By JOHN PYE AP Sports Writer
MELBOURNE, Australia — Winning her first Grand Slam title in Australia a year ago gave Aryna Sabalenka the confidence she could do it again. Losing the U.S. Open final last September gave her the extra motivation.
Second-ranked Sabalenka clinched back-to-back Australian Open titles with a 6-3, 6-2 victory over Zheng Qinwen on Saturday in a one-sided women’s final that contrasted sharply with her comeback three-set victory here over Elena Rybakina last year.
Sabalenka set the tone by breaking Zheng’s serve early in each set in a 76-minute victory over 21-year-old Zheng, who was making her debut in a Grand Slam final.
The journey and the destination were equally important for Sabalenka.
In the semifinals, she avenged her U.S. Open final loss to fourth-ranked Coco Gauff with a straight-set win over the reigning major champion.
That followed straight-sets wins over 2021 French Open winner Barbora Krejcikova in the quarterfinals and Amanda Anisimova in the fourth round. She didn’t drop a set all tournament, and only one – a tiebreaker against Gauff – went past 10 games.
“I’m definitely a different person and a player and I have more experience playing the last stages of the Grand Slams,” Sabalenka said, reflecting on the last 13 months. “There was like some tough moments for me losing the U.S. Open final – that loss actually motivated me so much to work even harder.”
And that, she said, gave her more confidence in her game and more self-belief.
“The first one is always special because I feel like it’s more emotional,” she said. “For the second time, it’s just such a relief.

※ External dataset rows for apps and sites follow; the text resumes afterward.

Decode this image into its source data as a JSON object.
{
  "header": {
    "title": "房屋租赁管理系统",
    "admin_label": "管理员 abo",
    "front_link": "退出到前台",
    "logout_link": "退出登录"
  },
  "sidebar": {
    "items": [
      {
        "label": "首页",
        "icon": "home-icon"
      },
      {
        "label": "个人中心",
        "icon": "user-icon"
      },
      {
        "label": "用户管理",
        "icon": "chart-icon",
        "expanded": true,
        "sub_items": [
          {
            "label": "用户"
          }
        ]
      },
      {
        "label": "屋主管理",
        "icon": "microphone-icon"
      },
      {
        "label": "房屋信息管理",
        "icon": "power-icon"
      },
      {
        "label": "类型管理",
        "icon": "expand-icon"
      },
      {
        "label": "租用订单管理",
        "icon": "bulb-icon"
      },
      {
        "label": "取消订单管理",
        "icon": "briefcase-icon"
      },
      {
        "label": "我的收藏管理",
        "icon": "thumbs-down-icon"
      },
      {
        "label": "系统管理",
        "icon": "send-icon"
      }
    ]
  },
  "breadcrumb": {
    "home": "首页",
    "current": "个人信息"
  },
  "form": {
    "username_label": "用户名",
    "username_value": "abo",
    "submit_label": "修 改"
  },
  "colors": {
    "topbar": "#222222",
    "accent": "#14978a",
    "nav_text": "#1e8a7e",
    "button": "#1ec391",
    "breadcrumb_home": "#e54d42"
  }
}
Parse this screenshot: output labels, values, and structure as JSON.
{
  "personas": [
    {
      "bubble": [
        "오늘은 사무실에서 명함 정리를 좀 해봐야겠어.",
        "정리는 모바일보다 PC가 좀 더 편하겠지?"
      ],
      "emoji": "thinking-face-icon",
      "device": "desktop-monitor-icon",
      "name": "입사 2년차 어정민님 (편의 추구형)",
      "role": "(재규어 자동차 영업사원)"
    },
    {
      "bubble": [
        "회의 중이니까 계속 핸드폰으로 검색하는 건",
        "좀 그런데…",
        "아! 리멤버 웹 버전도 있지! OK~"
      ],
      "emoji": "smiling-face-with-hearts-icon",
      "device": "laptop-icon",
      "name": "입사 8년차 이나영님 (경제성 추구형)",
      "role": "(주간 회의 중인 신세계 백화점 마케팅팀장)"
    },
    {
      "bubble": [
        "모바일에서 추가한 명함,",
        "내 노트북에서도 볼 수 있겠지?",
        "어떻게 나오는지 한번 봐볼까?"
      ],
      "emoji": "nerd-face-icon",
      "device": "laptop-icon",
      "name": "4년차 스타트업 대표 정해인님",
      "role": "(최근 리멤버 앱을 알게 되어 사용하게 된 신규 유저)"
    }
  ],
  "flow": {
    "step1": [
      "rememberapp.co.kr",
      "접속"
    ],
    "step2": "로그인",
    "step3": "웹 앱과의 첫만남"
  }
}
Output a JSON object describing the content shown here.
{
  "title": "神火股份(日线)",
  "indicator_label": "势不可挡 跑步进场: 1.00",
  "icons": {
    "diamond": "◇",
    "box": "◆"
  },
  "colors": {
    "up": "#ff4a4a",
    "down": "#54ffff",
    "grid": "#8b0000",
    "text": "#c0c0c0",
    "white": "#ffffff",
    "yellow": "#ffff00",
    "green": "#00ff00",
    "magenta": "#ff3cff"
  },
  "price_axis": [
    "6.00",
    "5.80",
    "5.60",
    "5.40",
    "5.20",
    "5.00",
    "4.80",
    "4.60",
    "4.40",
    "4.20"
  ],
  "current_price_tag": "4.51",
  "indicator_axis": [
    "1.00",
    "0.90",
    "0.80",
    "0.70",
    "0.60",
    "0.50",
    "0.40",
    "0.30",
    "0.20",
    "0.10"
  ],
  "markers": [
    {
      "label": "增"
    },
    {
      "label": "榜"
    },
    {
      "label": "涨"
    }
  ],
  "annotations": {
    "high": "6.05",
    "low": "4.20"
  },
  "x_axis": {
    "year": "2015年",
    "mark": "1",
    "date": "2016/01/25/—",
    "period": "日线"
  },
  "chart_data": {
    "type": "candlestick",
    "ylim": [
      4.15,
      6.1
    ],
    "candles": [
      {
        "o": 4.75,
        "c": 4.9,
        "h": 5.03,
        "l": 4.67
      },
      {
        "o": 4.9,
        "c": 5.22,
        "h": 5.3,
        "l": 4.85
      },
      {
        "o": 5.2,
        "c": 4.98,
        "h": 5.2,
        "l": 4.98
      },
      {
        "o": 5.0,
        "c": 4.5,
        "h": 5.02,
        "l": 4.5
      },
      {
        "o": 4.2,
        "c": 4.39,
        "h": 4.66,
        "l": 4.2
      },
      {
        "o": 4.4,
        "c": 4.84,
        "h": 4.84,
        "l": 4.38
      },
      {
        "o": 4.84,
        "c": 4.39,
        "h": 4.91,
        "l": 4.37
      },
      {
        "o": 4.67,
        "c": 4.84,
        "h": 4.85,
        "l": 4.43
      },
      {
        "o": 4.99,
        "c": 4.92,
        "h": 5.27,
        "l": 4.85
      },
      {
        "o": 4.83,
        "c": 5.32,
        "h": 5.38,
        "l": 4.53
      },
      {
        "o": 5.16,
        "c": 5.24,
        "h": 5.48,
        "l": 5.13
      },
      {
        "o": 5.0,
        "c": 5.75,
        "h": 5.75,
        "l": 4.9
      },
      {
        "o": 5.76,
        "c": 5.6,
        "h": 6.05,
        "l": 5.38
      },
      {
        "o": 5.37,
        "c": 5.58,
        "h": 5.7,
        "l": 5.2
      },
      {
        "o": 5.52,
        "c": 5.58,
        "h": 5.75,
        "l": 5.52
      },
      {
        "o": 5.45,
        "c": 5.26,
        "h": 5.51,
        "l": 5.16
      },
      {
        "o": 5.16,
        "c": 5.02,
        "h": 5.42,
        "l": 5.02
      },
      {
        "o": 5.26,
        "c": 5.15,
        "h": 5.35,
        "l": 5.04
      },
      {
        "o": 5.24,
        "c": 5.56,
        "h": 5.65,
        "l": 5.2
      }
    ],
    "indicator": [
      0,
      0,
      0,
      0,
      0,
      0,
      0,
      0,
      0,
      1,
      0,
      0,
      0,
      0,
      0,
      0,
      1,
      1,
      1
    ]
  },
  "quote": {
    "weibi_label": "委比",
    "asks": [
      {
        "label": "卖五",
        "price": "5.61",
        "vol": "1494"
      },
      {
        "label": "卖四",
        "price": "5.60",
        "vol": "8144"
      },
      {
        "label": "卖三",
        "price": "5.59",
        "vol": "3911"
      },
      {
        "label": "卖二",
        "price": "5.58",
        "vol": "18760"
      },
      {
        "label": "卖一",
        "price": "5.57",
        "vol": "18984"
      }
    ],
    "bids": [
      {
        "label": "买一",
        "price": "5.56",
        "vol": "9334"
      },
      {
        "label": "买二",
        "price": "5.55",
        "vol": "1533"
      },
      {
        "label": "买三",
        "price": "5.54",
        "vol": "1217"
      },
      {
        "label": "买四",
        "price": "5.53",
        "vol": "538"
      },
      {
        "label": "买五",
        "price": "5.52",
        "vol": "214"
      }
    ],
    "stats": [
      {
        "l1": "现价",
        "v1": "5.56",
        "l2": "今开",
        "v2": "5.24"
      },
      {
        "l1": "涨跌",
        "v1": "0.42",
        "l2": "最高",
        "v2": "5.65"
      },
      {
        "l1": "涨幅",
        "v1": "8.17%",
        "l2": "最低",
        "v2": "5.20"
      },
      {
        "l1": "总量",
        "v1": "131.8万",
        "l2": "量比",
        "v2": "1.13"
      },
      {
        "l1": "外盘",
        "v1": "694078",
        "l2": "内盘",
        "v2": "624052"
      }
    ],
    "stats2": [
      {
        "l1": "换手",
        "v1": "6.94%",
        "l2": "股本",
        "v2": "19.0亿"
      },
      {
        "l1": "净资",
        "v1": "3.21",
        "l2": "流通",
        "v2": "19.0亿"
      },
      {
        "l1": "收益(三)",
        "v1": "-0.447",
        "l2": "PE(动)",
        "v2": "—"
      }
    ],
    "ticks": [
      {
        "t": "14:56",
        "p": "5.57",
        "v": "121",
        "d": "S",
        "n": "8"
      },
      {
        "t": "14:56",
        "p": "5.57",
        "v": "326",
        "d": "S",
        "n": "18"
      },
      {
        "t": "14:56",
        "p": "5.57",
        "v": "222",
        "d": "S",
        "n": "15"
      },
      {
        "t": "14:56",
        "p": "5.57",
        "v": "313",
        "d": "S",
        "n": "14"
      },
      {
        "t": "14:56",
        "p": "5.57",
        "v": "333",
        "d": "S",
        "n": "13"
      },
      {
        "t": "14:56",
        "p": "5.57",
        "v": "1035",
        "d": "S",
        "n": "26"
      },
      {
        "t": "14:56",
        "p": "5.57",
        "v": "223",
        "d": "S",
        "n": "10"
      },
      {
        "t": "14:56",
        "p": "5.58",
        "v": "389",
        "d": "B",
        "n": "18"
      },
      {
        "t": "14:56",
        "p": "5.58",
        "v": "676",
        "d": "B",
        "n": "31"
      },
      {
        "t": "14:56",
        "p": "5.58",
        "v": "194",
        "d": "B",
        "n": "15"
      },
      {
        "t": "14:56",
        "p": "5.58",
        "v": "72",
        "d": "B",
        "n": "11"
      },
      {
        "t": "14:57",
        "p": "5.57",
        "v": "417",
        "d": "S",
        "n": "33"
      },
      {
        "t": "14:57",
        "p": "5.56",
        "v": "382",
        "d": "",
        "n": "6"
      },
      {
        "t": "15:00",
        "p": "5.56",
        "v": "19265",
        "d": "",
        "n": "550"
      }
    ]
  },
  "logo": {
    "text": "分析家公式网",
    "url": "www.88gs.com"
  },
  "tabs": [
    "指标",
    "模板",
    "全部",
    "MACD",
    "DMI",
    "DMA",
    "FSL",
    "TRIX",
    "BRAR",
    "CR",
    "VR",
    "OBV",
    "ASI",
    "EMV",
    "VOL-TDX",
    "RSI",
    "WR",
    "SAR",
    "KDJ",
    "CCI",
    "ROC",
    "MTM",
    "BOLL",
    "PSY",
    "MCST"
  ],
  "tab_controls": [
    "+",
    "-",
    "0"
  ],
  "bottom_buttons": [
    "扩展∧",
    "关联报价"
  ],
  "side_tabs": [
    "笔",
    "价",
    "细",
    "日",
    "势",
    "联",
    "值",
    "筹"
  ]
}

“I’ve been under a little pressure these two weeks and I’m super happy that I was able to handle this pressure and compete on such a high level.”
Only two things slowed Sabalenka’s progress Saturday (late Friday night PT) to her second Grand Slam singles title.
In the third game of the second set, with Zheng serving, the match was interrupted after an activist started yelling out. The match continued after the man was escorted out by security.
Then, when she was serving for the match, Sabalenka had three championship points at 40-0 but missed two with wide or long forehands and another with Zheng’s clever drop shot.
After giving Zheng a breakpoint chance, she bounced the ball away behind her in disgust but she recovered her composure to win the next three points.
In the end, she needed five championship points before finishing off with a forehand crosscourt winner. It was the kind of shot that had kept Zheng on the back foot almost from the start.
Sabalenka is the first woman since Victoria Azarenka in 2012 and ’13 to win back-to-back Australian Open titles, and the fifth since 2000 to win the championship here without dropping a set – a group that includes Serena Williams.
A decade after Li Na won the Australian Open title, Zheng made her best run in nine majors to date. She said during the tournament that she felt well-supported in Melbourne because of the big Chinese community. And that played out for the final, where the flags waved and she had the crowd behind her.
But she was playing an opponent ranked in the top 50 for the first time in this tournament.
It was the second time in as many majors their paths had met in the second week. Sabalenka beat Zheng in the U.S. Open quarterfinals last year on her way to the final.
Zheng’s push to the final was two rounds better than her previous best run to the quarterfinals in New York last September.
She was the first player in four decades to advance through six rounds without playing anyone ranked in the top 50 – and was only the third in the Open era to reach a major final without facing a seeded player.
The step up against Sabalenka proved huge.